Problem details
Read the data below. Then repeat all of it exactly.

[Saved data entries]
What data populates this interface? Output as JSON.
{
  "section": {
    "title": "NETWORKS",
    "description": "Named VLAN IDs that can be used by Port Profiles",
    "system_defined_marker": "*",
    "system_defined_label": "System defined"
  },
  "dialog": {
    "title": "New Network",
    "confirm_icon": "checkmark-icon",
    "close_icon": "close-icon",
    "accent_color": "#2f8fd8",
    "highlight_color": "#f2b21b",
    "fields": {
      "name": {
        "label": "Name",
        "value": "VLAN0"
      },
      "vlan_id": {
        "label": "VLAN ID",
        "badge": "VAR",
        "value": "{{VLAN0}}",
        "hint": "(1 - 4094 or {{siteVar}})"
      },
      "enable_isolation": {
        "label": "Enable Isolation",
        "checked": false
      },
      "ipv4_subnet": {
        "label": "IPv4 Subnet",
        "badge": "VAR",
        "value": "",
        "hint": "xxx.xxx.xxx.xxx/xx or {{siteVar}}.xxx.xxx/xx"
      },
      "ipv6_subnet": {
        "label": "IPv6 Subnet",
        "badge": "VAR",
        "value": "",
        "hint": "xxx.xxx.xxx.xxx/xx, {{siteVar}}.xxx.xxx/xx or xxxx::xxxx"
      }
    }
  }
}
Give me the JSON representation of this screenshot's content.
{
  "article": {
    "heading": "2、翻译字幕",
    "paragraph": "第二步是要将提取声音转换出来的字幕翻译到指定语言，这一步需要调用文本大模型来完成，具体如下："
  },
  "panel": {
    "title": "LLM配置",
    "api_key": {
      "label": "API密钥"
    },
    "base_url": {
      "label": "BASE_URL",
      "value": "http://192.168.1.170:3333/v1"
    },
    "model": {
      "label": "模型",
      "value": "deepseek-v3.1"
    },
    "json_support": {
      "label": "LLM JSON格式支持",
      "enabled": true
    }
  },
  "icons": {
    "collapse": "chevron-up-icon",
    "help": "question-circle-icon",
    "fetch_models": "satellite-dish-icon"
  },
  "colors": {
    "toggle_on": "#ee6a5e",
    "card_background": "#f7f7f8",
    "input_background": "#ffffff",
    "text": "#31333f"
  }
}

Expected output
What data populates this interface? Output as JSON.
{
  "section": {
    "title": "NETWORKS",
    "description": "Named VLAN IDs that can be used by Port Profiles",
    "system_defined_marker": "*",
    "system_defined_label": "System defined"
  },
  "dialog": {
    "title": "New Network",
    "confirm_icon": "checkmark-icon",
    "close_icon": "close-icon",
    "accent_color": "#2f8fd8",
    "highlight_color": "#f2b21b",
    "fields": {
      "name": {
        "label": "Name",
        "value": "VLAN0"
      },
      "vlan_id": {
        "label": "VLAN ID",
        "badge": "VAR",
        "value": "{{VLAN0}}",
        "hint": "(1 - 4094 or {{siteVar}})"
      },
      "enable_isolation": {
        "label": "Enable Isolation",
        "checked": false
      },
      "ipv4_subnet": {
        "label": "IPv4 Subnet",
        "badge": "VAR",
        "value": "",
        "hint": "xxx.xxx.xxx.xxx/xx or {{siteVar}}.xxx.xxx/xx"
      },
      "ipv6_subnet": {
        "label": "IPv6 Subnet",
        "badge": "VAR",
        "value": "",
        "hint": "xxx.xxx.xxx.xxx/xx, {{siteVar}}.xxx.xxx/xx or xxxx::xxxx"
      }
    }
  }
}
Give me the JSON representation of this screenshot's content.
{
  "article": {
    "heading": "2、翻译字幕",
    "paragraph": "第二步是要将提取声音转换出来的字幕翻译到指定语言，这一步需要调用文本大模型来完成，具体如下："
  },
  "panel": {
    "title": "LLM配置",
    "api_key": {
      "label": "API密钥"
    },
    "base_url": {
      "label": "BASE_URL",
      "value": "http://192.168.1.170:3333/v1"
    },
    "model": {
      "label": "模型",
      "value": "deepseek-v3.1"
    },
    "json_support": {
      "label": "LLM JSON格式支持",
      "enabled": true
    }
  },
  "icons": {
    "collapse": "chevron-up-icon",
    "help": "question-circle-icon",
    "fetch_models": "satellite-dish-icon"
  },
  "colors": {
    "toggle_on": "#ee6a5e",
    "card_background": "#f7f7f8",
    "input_background": "#ffffff",
    "text": "#31333f"
  }
}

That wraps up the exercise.